Steven Werner is protesting a Michigan principal's decision to educate his daughter on porn, calling it an act of bullying and demanding a written apology.
The 10th grade girl went to school on halloween wearing a pink and black female pirate costume the other week, but was called to the Utica High School principal's office for an outfit that resembled a porn star, Werner tells WJBK. The costume features a short black dress and knee-high black stockings with pink bows.
Werner says that Principal Janet Jones proceeded to tell the teen that she looked like a porn star in the outfit. When the girl asked what a porn star was, "she elaborated to [the girl] what a porn star was and what they do for a living," Werner said.
"She did say that all men watch porn and it's a fact of life and I should get real," he told WJBK. "My daughter was pretty shocked that her principal would explain to her what a porn star is and what a porn star does and about the pornography industry, and I thought it was wrong."
While the teen wasn't sent home for her costume, she was told to hide the bows on her stockings, WDIV reports.
"The principal should have just come clean and said, 'Hey, I made a mistake.'" Werner told WDIV. "I checked the costume, and it looked appropriate. She wasn't planning on going into porn, and the school doesn't teach it, and they should keep it out of school."
In protest, Werner is driving around town in a trailer that says "Mrs. Jones taught my daughter about porn. 'All men watch porn.'" He says the move is an effort to raise awareness of community happenings, telling WJBK that Jones' move "is a form of bullying."
The teen's peers is reportedly harassing and threatening her over the ordeal and mobile billboard, as the students "all believe Mrs. Jones is pure and perfect and she can't do nothing wrong," Werner says.
In the meantime, some students are backing the principal with a "Team Jones" banner at school, WTVR reports. District officials have also released a statement:
"The principal has the obligation to ensure a positive learning environment. The conversation between the student, principal, and counselor was in the context of addressing the disruption to the learning environment, the attire, and the concern for the student."
England's National Association of Headteachers recently called for adding lessons on the dangers of pornography to the national curriculum, citing research showing that children as young as 11 are getting hooked on internet porn. The proposal suggests adding the lessons to sex education classes to turn back the clock on a recent trend that has given children "unrealistic expectations" of sex.
Stateside, a report released in April by the Centers for Disease Control and Prevention found that schools have made little progress in recent years in teaching students about preventing sexually transmitted diseases and unplanned pregnancies. Among the country's middle schools, 11 states saw drops in the percentage of public schools teaching recommended topics between 2008 and 2010. No states saw increases. Among high schools, one state saw a drop in the percentage of schools teaching suggested topics, and two states saw increases.

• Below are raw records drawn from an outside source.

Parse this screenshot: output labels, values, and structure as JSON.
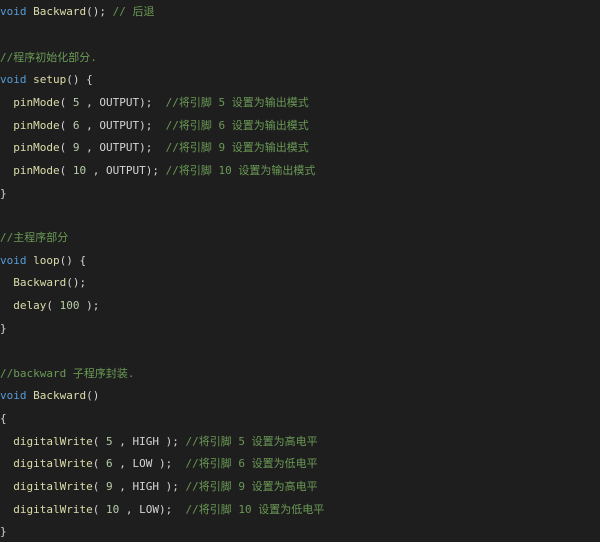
{
  "code_lines": [
    "void Backward(); // 后退",
    "//程序初始化部分.",
    "void setup() {",
    "  pinMode( 5 , OUTPUT);  //将引脚 5 设置为输出模式",
    "  pinMode( 6 , OUTPUT);  //将引脚 6 设置为输出模式",
    "  pinMode( 9 , OUTPUT);  //将引脚 9 设置为输出模式",
    "  pinMode( 10 , OUTPUT); //将引脚 10 设置为输出模式",
    "}",
    "//主程序部分",
    "void loop() {",
    "  Backward();",
    "  delay( 100 );",
    "}",
    "//backward 子程序封装.",
    "void Backward()",
    "{",
    "  digitalWrite( 5 , HIGH ); //将引脚 5 设置为高电平",
    "  digitalWrite( 6 , LOW );  //将引脚 6 设置为低电平",
    "  digitalWrite( 9 , HIGH ); //将引脚 9 设置为高电平",
    "  digitalWrite( 10 , LOW);  //将引脚 10 设置为低电平",
    "}"
  ],
  "colors": {
    "background": "#1e1e1e",
    "keyword": "#569cd6",
    "comment": "#6a9955",
    "text": "#d4d4d4"
  }
}
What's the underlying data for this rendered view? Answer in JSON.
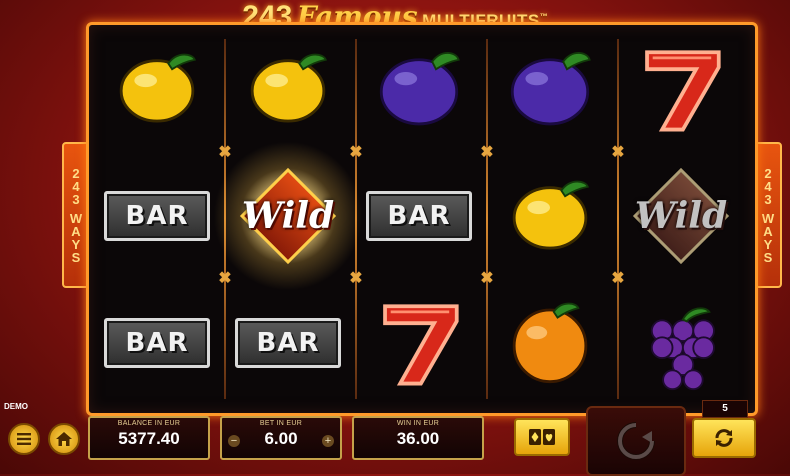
{
  "title": {
    "number": "243",
    "famous": "Famous",
    "multi": "MULTIFRUITS",
    "tm": "™"
  },
  "ways": {
    "lines": [
      "2",
      "4",
      "3",
      "W",
      "A",
      "Y",
      "S"
    ]
  },
  "reels": [
    [
      "lemon",
      "bar",
      "bar"
    ],
    [
      "lemon",
      "wild",
      "bar"
    ],
    [
      "plum",
      "bar",
      "seven"
    ],
    [
      "plum",
      "lemon",
      "orange"
    ],
    [
      "seven",
      "wild",
      "grapes"
    ]
  ],
  "symbols": {
    "bar_label": "BAR",
    "wild_label": "Wild"
  },
  "hud": {
    "demo": "DEMO",
    "balance_label": "BALANCE IN EUR",
    "balance_value": "5377.40",
    "bet_label": "BET IN EUR",
    "bet_value": "6.00",
    "bet_minus": "−",
    "bet_plus": "+",
    "win_label": "WIN IN EUR",
    "win_value": "36.00",
    "autoplay_count": "5"
  },
  "colors": {
    "frame": "#ff9a2a",
    "accent": "#ffd24a",
    "background": "#8e1410"
  }
}
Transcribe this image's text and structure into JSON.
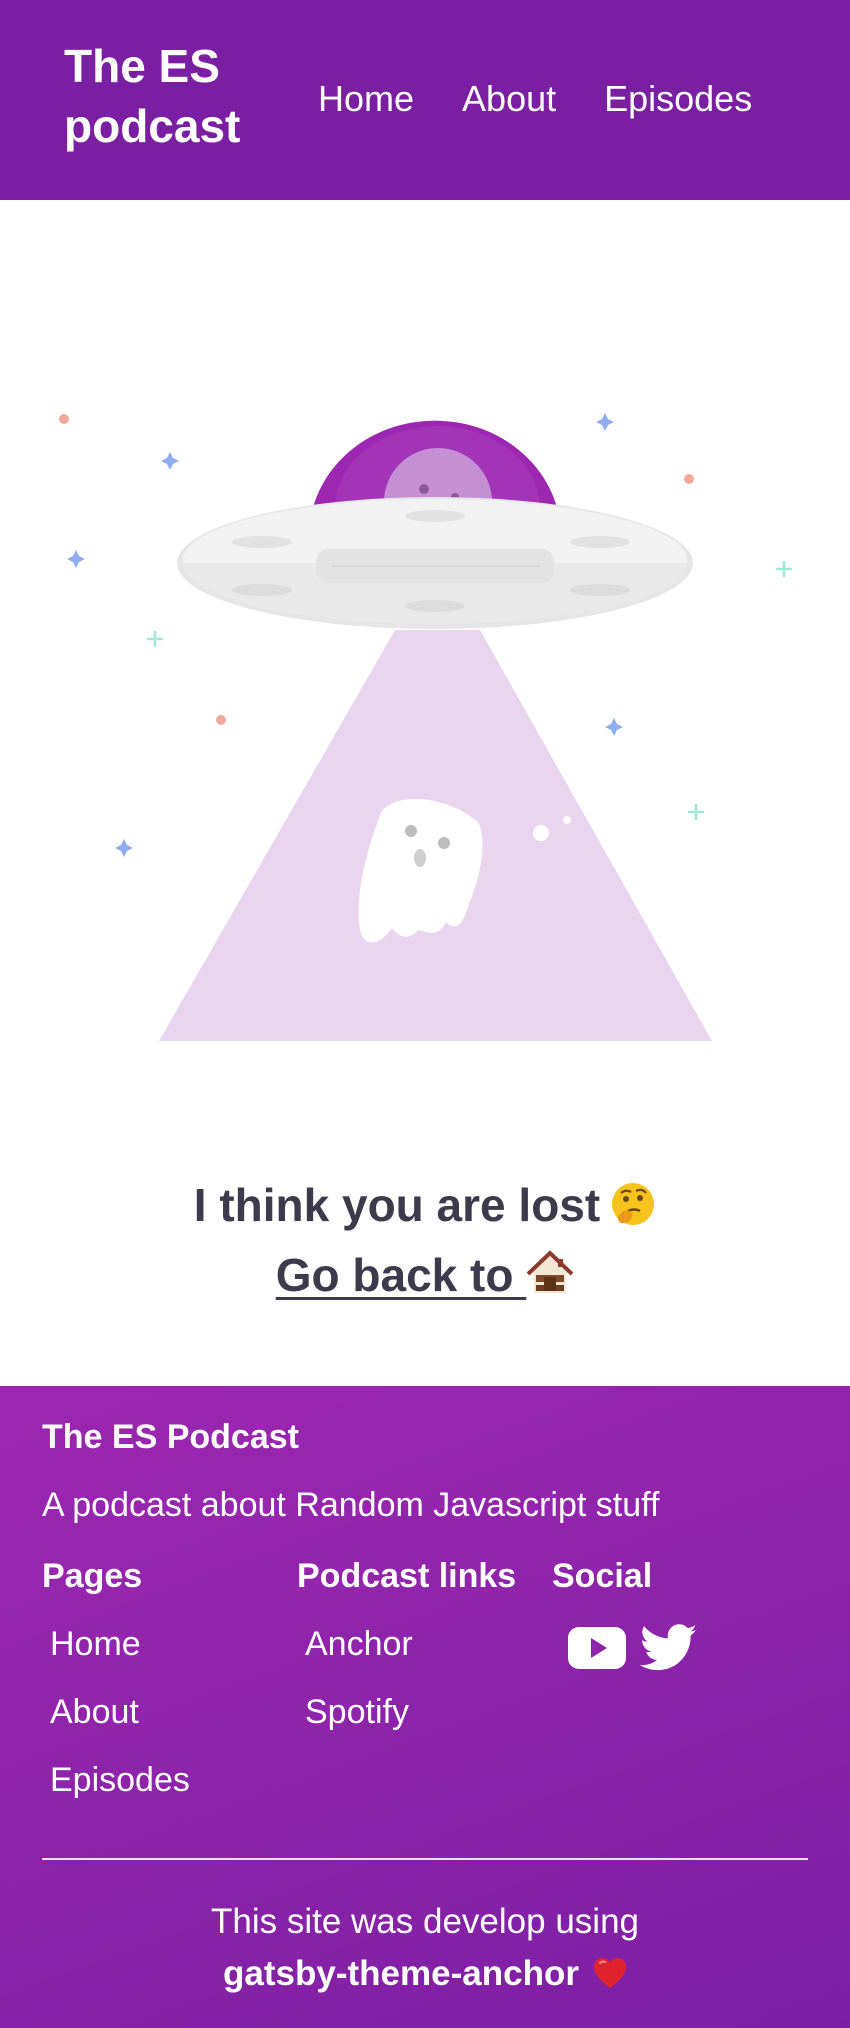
{
  "header": {
    "brand": "The ES podcast",
    "nav": [
      "Home",
      "About",
      "Episodes"
    ]
  },
  "illustration": {
    "icon": "ufo-abducting-ghost-illustration",
    "colors": {
      "saucer_dome": "#9c27b0",
      "beam": "#ead5f0"
    }
  },
  "message": {
    "lost_text": "I think you are lost",
    "lost_emoji": "thinking-face-icon",
    "back_text": "Go back to",
    "back_emoji": "house-icon"
  },
  "footer": {
    "title": "The ES Podcast",
    "description": "A podcast about Random Javascript stuff",
    "pages_heading": "Pages",
    "pages": [
      "Home",
      "About",
      "Episodes"
    ],
    "links_heading": "Podcast links",
    "links": [
      "Anchor",
      "Spotify"
    ],
    "social_heading": "Social",
    "social": [
      "youtube-icon",
      "twitter-icon"
    ],
    "credit_line1": "This site was develop using",
    "credit_brand": "gatsby-theme-anchor",
    "credit_emoji": "heart-icon"
  },
  "colors": {
    "primary": "#7b1fa2",
    "footer_gradient_top": "#9c27b0",
    "text_dark": "#3d3a4b"
  }
}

Studies have found that comprehensive sex education more effectively delays sexual intercourse among youth and reduces teen pregnancy at a greater rate than abstinence-only education. Still, a 2010 study published in the journal Archives of Pediatrics & Adolescent Medicine found that abstinence education can delay sex among teens.
Researchers from the Guttmacher Institute reported in May that greater education about contraception is directly correlated to a decrease in risky sexual behavior among young adults.
Abstinence-only sex education programs are often criticized for failing to prevent unintended pregnancies, resulting from misinformation or simply lack of information regarding contraceptives. The curriculum has also been found to teach that condoms have a 30 percent rate of failure, birth control pills can cause cancer and pregnancy could result from touching another's genitals.
"Programs to increase young adults' knowledge about contraceptive methods and use are urgently needed," the Guttmacher study concludes. "Given the demonstrated link between method knowledge and contraceptive behaviors, such programs may be useful in addressing risky behavior in this population."